When I was a youth, we learned a song that made memorizing 1 John 4:7 & 8 quite easy. The verse is,
Beloved, let us love one another,
for love is of God; and everyone that loveth
is born of God and knoweth God.
He that loveth not, knoweth not God for God is love.
Beloved, let us love one another. 1 John 4:7 & 8.
Through the years, I have not forgotten the song, but I have had to work on trying to begin to comprehend what God is love might mean and have to do with me in my day to day living, and when I can, loving.
I gained help from some who reflect on our human experience in deeper ways than I can. One is Frederick Buechner. In Beyond Words, he wrote of love’s stages:
The first stage is to believe that there is only one kind of love. The middle stage is to believe that there are many kinds of love and that the Greeks had a different word for each of them. The last stage is to believe that there is only one kind of love.
The unabashed eros of lovers, the sympathetic philia of friends, agape giving itself away freely no less for the murderer than for the victim (the King James Version translates it as “charity”)—these are all varied manifestations of a single reality.
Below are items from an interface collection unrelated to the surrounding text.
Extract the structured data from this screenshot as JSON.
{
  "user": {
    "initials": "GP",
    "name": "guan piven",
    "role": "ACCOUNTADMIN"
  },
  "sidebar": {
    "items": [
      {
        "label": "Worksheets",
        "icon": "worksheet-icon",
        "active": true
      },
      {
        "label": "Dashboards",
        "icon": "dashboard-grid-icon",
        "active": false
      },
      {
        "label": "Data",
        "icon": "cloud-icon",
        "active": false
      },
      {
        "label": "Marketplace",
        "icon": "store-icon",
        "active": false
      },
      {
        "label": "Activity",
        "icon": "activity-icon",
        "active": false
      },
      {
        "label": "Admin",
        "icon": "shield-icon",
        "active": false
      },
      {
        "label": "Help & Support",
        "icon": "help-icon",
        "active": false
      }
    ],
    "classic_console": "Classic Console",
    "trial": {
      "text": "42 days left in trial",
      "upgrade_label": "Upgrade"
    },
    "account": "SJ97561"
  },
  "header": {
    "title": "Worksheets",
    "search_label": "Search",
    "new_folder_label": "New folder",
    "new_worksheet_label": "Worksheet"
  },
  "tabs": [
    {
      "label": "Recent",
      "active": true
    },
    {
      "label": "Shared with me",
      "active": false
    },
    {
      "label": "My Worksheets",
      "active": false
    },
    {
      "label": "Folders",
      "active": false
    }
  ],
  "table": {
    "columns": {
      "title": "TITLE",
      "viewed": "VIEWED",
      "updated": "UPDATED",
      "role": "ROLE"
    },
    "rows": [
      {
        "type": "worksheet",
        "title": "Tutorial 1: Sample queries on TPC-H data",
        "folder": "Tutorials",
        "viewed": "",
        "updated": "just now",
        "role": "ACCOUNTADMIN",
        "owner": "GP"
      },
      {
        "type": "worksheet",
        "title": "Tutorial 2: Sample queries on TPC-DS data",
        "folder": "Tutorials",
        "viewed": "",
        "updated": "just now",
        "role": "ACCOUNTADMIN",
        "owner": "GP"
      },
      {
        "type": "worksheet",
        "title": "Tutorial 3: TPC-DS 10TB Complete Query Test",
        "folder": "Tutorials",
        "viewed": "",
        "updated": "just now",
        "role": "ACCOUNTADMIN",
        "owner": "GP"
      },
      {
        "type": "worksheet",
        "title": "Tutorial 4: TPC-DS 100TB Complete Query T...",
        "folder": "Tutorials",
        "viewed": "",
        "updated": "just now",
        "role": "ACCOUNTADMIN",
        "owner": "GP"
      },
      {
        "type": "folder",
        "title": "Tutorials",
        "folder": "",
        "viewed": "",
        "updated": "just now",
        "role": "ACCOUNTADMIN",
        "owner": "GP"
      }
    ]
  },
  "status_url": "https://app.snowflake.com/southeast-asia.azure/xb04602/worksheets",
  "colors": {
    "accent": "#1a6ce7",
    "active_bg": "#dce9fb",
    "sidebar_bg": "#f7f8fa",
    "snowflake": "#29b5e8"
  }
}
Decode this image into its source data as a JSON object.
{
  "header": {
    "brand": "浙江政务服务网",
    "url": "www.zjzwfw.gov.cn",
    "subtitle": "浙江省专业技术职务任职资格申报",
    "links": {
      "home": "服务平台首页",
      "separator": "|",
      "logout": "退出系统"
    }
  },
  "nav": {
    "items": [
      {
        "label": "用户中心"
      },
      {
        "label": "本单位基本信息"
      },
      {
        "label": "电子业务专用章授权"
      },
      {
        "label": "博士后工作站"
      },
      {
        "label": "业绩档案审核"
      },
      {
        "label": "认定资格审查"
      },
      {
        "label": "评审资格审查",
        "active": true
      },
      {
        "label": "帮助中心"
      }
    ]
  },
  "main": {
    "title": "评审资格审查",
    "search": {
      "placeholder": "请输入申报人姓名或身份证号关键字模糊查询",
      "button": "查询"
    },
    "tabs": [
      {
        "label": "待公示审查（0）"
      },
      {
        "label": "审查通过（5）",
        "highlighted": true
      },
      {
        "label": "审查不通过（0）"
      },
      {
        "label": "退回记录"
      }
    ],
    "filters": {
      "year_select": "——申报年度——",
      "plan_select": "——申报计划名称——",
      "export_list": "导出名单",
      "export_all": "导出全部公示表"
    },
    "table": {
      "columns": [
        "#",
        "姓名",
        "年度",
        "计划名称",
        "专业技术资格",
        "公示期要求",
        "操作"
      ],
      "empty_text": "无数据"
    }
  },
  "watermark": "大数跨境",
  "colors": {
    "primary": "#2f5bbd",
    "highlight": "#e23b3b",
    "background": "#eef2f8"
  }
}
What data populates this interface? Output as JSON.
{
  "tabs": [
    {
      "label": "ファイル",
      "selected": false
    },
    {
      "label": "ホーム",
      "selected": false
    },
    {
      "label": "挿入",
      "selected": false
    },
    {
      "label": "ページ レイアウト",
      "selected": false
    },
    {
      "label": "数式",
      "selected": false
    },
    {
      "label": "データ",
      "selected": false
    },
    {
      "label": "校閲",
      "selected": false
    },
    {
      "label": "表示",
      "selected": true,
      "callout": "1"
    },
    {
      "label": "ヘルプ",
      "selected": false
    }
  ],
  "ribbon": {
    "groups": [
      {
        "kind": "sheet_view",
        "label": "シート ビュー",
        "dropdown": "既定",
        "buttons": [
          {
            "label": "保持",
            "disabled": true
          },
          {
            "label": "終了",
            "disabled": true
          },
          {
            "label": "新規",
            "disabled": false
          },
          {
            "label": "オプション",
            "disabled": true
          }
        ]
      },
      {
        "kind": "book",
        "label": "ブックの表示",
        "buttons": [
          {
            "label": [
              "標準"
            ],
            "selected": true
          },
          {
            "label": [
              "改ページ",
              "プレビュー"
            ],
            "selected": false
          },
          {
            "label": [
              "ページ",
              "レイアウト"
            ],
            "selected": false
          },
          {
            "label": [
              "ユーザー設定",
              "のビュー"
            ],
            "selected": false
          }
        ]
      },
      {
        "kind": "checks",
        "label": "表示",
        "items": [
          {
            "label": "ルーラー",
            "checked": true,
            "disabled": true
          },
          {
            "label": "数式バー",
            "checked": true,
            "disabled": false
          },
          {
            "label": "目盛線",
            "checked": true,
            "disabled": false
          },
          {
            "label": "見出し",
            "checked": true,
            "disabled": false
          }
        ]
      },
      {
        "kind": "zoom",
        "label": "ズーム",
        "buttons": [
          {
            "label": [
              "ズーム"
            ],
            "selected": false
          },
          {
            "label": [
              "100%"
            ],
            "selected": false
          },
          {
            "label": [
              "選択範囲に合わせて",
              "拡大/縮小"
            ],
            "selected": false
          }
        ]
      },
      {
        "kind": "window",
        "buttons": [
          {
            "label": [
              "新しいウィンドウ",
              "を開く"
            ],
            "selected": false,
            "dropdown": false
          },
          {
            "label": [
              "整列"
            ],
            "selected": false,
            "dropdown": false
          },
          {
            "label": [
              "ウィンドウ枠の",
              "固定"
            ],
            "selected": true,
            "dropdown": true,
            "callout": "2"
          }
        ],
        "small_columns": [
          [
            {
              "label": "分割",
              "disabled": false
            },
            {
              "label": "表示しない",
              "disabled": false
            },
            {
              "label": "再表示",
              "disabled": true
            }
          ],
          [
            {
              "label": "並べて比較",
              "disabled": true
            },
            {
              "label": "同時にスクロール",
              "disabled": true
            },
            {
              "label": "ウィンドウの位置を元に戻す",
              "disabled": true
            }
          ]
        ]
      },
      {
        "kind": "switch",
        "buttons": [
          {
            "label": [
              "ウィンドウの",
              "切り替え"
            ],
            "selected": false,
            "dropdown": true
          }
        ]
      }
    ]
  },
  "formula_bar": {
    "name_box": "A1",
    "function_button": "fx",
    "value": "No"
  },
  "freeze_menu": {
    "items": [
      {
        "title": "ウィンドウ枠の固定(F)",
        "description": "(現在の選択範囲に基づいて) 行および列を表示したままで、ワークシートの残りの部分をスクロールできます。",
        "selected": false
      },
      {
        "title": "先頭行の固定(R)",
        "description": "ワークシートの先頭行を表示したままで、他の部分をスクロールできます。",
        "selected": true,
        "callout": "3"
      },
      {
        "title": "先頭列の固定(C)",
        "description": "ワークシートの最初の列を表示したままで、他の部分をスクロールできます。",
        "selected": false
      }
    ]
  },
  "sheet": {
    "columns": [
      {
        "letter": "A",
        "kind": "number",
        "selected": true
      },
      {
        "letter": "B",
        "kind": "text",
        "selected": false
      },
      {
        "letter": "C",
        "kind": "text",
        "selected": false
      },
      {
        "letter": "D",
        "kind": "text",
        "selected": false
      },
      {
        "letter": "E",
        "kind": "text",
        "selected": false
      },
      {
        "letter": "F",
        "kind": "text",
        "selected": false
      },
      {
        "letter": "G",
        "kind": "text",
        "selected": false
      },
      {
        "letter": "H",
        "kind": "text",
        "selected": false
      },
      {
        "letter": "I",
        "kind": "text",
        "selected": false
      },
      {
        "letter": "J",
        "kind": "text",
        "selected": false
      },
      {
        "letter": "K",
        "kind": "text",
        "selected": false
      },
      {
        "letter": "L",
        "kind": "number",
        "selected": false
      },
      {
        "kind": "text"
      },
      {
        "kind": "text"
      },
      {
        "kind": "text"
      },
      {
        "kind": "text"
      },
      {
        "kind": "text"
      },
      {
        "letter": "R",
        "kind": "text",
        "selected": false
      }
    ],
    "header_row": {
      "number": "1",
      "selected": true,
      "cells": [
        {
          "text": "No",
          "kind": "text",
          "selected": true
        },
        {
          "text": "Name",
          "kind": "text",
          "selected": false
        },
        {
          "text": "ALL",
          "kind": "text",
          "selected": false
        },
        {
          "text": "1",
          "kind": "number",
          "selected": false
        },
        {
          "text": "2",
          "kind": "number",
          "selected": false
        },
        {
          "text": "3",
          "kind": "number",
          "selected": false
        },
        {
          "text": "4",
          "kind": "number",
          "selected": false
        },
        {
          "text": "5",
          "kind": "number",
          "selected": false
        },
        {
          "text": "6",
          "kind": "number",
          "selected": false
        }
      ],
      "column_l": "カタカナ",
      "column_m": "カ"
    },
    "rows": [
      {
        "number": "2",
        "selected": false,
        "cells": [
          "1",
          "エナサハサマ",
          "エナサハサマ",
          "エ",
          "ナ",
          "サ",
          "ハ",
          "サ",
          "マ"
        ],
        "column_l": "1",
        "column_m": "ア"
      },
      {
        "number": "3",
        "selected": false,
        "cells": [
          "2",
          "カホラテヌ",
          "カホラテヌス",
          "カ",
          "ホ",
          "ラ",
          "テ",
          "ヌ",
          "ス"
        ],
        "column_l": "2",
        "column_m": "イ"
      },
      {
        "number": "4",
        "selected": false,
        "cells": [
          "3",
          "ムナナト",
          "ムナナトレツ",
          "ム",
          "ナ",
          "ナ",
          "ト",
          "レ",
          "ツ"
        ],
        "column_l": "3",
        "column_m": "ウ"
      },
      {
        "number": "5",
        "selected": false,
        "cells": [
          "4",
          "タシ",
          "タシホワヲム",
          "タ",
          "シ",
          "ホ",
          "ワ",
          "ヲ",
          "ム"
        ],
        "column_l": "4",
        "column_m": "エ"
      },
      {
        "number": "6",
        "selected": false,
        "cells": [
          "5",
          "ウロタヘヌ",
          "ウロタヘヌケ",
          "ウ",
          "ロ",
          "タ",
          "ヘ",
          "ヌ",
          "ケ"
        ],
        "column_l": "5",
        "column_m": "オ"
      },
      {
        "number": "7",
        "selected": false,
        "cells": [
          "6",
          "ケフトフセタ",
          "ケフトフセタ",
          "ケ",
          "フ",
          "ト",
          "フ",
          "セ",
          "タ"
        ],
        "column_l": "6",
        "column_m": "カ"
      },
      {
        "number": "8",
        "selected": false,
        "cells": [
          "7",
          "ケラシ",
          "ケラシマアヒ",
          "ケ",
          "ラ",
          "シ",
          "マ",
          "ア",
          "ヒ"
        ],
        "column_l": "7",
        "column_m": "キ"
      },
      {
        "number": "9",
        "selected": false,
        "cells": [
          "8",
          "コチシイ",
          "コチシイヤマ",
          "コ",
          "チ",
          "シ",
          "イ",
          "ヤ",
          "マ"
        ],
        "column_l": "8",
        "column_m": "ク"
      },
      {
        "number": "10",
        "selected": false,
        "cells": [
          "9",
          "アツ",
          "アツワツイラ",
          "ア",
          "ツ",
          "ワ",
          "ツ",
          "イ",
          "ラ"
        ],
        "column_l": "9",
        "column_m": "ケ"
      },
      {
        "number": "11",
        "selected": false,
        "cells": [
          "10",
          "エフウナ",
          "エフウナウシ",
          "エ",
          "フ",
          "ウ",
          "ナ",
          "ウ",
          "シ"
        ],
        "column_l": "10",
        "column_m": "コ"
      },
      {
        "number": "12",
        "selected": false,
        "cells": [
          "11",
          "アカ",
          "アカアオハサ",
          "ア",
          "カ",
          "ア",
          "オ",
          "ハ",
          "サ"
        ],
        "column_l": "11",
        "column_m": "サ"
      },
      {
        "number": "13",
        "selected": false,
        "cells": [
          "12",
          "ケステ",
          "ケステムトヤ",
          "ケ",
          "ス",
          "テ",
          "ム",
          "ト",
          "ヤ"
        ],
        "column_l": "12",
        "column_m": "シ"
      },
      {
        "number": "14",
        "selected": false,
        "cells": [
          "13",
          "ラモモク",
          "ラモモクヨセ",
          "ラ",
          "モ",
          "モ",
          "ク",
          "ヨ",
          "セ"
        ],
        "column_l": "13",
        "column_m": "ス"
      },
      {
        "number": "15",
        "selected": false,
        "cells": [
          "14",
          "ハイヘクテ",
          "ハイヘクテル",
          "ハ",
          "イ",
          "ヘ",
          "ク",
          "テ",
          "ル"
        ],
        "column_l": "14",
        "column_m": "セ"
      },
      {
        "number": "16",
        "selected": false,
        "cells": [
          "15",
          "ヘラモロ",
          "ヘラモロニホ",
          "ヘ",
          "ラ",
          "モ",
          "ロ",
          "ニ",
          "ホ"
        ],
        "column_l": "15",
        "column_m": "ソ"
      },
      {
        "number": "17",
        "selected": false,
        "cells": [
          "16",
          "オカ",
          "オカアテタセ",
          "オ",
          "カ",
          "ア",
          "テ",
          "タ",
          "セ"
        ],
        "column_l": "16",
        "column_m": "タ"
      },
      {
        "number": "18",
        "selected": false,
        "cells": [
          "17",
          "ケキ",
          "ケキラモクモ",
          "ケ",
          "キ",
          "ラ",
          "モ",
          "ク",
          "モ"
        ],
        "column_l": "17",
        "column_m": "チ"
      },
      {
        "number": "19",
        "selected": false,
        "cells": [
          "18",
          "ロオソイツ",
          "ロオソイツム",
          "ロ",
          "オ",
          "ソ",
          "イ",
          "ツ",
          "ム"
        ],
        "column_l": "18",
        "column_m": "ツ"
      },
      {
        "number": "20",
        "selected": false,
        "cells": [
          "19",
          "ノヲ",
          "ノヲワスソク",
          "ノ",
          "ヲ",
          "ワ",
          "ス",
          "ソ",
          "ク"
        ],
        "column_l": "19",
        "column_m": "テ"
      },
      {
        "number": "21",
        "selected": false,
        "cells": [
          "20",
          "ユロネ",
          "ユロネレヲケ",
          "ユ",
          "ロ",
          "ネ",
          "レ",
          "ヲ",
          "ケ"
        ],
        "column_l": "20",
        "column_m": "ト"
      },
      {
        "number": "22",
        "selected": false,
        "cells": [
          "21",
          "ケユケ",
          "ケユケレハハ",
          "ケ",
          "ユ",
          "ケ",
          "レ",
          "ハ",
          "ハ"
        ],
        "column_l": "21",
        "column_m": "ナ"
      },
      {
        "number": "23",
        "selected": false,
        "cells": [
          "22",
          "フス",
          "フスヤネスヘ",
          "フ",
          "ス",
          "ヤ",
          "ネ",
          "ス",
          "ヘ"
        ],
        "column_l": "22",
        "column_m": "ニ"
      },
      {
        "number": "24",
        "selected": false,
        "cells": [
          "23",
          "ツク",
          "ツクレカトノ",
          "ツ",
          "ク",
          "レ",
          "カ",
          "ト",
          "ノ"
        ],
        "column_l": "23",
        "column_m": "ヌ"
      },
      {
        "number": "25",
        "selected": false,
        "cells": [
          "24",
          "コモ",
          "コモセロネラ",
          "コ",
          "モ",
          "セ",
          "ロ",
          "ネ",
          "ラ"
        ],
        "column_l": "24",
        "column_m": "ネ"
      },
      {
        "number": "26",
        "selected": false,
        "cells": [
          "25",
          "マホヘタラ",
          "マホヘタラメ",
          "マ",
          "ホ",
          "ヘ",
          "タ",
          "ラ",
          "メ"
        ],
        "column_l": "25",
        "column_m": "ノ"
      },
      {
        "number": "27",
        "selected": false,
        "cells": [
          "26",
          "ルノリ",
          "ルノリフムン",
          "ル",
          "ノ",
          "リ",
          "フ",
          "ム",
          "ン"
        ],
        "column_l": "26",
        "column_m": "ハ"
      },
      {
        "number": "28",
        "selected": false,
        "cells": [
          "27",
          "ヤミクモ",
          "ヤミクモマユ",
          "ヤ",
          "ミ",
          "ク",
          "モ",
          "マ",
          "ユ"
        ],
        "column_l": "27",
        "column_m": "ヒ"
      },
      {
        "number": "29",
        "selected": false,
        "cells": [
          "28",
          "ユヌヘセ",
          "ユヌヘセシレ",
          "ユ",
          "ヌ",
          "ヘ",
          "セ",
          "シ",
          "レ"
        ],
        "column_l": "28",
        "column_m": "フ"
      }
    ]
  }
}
To lose yourself in another’s arms, or in another’s company, or in suffering for all who suffer, including the ones who inflict suffering upon you—to lose yourself in such ways is to find yourself. Is what it’s all about. Is what love is.
Of all powers, love is the most powerful and the most powerless. It is the most powerful because it alone can conquer that final and mostimpregnable stronghold that is the human heart. It is the most powerless because it can do nothing except by consent.
To say that love is God is romantic idealism. To say that God is love is either the last straw or the ultimate truth.
In the Christian sense, love is not primarily an emotion, but an act of the will. When Jesus tells us to love our neighbors, he is not telling us to love them in the sense of responding to them with a cozy emotional feeling. You can as easily produce a cozy emotional feeling on demand as you can a yawn or a sneeze. On the contrary, he is telling us to love our neighbors in the sense of being willing to work for their well-being even if it means sacrificing our own well-being to that end, even if it means sometimes just leaving them alone. Thus in Jesus’terms, we can love our neighbors without necessarily liking them. In fact liking them may stand in the way of loving them by making us overprotective sentimentalists instead of reasonably honest friends.
When Jesus talked to the Pharisees, he didn’t say, “There, there. Everything’s going to be all right.” He said, “You brood of vipers! how can you speak good, when you are evil!” (Matthew 12:34). And he said that to them because he loved them.
This does not mean that liking may not be a part of loving, only that it doesn’t have to be. Sometimes liking follows on the heels of loving. It is hard to work for people’s well-being very long without coming in the end to rather like them too.
Remembering that God is love is easy. Living out a love for those I may not like and who may more than dislike me may take a lifetime. If you’d like to learn the 1 John 4 song, click this link: https://www.youtube.com/watch?v=dErdZ0STqs8